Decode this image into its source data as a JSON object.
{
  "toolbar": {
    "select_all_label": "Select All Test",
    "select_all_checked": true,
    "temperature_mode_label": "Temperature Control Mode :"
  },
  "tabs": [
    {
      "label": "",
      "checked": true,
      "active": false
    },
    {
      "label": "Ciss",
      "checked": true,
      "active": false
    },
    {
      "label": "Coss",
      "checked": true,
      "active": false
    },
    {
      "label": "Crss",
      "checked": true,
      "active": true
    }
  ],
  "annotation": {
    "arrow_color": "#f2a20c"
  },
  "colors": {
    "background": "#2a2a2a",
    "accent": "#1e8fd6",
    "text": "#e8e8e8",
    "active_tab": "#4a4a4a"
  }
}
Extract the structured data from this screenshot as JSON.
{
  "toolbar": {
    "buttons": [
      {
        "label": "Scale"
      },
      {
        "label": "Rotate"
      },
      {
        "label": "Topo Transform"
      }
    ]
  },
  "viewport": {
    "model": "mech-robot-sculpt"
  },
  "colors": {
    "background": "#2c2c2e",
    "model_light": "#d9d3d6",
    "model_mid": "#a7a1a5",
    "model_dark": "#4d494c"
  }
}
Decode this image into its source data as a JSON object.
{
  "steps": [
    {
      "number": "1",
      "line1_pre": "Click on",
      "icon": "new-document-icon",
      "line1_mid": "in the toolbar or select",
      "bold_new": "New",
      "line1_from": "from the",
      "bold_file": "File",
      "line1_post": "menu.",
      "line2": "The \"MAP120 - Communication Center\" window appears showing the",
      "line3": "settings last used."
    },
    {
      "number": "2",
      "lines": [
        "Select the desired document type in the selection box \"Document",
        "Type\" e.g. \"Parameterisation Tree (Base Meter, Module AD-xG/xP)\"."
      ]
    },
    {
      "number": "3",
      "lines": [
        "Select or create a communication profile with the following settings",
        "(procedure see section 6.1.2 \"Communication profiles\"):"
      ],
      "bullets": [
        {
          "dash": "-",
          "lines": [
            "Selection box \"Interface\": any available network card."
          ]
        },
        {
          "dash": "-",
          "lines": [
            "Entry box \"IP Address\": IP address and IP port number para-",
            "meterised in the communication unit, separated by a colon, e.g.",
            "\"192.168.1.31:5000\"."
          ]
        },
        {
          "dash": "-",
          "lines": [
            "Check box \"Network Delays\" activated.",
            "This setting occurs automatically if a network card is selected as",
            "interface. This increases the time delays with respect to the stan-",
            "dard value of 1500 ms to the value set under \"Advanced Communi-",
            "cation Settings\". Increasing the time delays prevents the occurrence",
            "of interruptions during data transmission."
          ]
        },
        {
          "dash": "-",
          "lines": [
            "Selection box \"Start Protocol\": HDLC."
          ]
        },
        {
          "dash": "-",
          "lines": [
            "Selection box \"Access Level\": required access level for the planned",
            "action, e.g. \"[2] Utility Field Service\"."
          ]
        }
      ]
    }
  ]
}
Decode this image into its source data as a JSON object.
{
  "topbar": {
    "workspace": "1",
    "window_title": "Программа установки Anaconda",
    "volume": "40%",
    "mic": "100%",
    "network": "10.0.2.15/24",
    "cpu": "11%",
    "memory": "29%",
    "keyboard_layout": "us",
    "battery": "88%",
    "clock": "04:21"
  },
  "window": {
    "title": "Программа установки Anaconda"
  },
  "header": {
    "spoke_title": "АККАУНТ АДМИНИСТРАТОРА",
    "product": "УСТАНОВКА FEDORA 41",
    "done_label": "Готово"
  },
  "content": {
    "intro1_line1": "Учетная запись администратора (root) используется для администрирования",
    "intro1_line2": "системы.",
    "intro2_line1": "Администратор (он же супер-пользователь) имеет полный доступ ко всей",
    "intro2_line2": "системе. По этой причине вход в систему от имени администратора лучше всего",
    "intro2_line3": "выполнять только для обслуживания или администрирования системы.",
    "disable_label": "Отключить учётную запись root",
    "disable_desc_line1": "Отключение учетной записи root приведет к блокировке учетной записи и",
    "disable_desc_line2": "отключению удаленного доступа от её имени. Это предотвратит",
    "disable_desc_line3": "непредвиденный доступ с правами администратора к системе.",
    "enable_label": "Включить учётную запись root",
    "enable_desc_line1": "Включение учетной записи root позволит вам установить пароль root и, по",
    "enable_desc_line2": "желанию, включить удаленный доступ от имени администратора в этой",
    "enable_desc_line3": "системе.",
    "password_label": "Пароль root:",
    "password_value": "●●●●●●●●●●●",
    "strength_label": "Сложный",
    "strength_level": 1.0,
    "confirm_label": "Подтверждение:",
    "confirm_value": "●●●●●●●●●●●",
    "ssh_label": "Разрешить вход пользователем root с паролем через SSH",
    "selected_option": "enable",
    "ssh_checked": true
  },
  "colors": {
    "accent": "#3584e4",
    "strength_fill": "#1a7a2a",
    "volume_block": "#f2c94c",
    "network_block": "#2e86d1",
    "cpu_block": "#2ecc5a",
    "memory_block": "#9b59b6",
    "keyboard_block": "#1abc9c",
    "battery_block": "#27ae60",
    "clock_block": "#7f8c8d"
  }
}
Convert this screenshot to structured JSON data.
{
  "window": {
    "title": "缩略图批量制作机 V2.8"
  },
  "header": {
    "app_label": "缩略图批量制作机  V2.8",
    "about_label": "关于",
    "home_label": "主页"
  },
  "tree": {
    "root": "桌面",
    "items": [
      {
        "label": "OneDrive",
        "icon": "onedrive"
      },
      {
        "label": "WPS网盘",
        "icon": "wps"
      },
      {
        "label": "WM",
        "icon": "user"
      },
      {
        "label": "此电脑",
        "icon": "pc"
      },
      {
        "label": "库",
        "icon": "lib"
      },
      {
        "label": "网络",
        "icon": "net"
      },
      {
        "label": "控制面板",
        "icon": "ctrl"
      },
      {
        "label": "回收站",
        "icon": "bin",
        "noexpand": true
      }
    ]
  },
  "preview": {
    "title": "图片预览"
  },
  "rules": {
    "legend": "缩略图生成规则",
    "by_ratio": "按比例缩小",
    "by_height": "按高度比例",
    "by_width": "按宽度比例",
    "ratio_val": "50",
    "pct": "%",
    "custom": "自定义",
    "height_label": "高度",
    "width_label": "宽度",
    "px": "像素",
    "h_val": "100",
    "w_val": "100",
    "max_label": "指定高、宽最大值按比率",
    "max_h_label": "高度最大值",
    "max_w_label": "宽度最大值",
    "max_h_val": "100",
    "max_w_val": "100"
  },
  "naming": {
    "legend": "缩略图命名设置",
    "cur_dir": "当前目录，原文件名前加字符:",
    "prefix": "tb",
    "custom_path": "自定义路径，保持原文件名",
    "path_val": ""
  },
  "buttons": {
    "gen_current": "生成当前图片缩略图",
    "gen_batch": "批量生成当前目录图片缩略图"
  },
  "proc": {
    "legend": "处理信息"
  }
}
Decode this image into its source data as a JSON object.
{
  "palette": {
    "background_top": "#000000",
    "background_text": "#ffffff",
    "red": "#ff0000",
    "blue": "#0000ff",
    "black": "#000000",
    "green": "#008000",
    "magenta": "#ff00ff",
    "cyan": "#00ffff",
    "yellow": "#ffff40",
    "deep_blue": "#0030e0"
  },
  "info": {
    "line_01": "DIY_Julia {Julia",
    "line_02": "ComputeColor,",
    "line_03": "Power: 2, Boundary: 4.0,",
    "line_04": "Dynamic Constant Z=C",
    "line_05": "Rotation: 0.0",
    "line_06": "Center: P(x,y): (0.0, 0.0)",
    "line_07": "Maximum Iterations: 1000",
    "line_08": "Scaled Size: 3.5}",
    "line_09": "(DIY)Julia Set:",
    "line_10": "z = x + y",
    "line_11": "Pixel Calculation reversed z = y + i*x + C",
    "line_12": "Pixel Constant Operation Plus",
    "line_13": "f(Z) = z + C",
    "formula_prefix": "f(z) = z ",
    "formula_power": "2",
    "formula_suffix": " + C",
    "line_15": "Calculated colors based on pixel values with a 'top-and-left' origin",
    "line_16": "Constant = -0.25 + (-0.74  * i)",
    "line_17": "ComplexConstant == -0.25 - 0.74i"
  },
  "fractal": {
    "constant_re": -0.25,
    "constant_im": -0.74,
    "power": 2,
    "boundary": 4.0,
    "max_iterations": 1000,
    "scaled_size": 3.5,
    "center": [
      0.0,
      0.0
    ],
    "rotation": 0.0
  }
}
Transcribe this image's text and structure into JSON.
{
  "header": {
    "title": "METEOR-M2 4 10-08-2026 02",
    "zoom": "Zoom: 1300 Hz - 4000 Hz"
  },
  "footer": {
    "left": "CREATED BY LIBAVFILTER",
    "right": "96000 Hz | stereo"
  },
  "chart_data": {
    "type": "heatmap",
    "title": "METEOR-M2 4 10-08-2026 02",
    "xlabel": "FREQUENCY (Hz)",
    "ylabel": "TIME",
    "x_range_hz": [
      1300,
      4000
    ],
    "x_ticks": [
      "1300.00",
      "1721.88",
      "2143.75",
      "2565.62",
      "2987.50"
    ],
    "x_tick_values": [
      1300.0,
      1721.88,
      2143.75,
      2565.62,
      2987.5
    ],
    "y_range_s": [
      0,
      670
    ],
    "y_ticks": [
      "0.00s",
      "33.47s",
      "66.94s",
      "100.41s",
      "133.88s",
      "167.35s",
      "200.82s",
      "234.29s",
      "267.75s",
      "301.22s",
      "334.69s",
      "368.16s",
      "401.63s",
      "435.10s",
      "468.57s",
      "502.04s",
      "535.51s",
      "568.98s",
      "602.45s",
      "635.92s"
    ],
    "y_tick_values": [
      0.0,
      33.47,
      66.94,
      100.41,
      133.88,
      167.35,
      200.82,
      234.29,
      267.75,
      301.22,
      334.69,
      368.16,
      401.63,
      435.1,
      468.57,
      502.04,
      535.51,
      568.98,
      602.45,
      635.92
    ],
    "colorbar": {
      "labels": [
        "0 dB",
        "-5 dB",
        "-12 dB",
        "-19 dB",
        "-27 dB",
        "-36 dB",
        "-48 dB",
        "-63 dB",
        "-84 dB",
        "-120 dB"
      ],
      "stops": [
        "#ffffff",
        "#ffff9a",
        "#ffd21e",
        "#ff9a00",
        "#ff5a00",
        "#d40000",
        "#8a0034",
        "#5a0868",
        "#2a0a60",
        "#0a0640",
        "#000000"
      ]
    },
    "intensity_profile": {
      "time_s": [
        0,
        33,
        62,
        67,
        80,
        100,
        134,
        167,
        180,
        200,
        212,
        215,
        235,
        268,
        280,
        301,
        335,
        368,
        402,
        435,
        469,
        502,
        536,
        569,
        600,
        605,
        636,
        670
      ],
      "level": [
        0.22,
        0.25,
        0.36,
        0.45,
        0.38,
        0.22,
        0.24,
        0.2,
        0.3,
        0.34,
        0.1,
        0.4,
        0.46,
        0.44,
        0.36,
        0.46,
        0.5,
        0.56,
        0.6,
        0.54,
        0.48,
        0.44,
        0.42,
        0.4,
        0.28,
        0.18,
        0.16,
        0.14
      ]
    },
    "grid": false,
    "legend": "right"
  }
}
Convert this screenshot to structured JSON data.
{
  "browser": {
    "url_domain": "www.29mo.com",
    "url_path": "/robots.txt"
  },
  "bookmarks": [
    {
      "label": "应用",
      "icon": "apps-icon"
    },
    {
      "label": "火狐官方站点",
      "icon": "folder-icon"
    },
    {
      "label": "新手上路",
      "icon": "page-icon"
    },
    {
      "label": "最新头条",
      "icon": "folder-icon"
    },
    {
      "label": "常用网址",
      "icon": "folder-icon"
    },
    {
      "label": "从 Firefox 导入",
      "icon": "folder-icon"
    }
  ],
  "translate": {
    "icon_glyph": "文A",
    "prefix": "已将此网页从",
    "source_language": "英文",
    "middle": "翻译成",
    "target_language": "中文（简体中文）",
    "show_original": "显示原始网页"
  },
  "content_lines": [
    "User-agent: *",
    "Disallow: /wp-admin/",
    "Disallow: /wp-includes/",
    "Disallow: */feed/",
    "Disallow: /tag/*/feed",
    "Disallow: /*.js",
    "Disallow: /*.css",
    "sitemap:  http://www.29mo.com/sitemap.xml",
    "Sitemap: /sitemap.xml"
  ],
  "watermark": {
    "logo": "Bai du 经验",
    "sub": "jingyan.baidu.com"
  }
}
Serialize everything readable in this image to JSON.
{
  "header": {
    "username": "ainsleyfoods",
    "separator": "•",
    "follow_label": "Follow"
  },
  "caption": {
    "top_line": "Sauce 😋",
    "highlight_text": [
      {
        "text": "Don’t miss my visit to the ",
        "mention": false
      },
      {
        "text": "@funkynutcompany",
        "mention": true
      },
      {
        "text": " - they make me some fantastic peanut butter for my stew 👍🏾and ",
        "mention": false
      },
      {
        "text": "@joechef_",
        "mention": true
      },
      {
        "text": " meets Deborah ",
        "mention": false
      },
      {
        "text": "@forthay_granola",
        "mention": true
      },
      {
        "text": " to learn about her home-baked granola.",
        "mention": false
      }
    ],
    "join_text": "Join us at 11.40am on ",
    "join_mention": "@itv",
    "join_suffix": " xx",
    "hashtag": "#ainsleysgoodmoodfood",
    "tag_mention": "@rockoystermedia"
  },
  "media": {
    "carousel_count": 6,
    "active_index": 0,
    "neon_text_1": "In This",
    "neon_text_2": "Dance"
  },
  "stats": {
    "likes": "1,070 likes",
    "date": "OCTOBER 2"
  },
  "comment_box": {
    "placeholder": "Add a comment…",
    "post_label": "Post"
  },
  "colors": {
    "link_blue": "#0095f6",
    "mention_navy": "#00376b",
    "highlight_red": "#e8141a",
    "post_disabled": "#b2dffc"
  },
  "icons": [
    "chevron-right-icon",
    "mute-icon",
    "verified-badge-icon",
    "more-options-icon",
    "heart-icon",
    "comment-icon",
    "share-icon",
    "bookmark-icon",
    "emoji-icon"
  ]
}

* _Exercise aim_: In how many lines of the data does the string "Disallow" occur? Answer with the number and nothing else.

* _Your solution_: 6